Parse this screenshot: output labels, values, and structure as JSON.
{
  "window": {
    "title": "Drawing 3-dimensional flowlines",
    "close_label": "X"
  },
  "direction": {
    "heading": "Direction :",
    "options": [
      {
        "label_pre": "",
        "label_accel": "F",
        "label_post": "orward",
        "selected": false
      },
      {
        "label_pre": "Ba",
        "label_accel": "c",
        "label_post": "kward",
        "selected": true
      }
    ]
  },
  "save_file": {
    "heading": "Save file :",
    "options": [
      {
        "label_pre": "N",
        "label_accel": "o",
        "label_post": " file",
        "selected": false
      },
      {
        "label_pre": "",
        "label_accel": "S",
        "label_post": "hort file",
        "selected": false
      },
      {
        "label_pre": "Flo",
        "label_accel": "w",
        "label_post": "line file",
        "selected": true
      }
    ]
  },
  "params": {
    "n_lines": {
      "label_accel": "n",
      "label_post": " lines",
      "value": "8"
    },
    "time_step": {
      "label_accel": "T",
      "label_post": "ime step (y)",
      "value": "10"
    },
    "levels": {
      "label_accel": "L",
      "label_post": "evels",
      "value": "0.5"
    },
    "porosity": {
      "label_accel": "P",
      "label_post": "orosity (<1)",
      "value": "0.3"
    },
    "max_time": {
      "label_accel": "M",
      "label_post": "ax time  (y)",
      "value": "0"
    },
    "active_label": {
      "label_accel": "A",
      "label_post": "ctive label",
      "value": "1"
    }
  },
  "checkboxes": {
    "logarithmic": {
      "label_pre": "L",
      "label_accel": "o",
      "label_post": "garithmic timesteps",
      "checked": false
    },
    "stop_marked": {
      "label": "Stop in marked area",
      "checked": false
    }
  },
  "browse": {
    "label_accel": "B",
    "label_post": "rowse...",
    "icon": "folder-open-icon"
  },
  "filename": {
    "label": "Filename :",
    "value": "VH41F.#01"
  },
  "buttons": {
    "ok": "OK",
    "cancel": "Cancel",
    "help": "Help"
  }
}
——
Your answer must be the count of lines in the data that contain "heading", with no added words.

**SOLUTION BELOW:** 2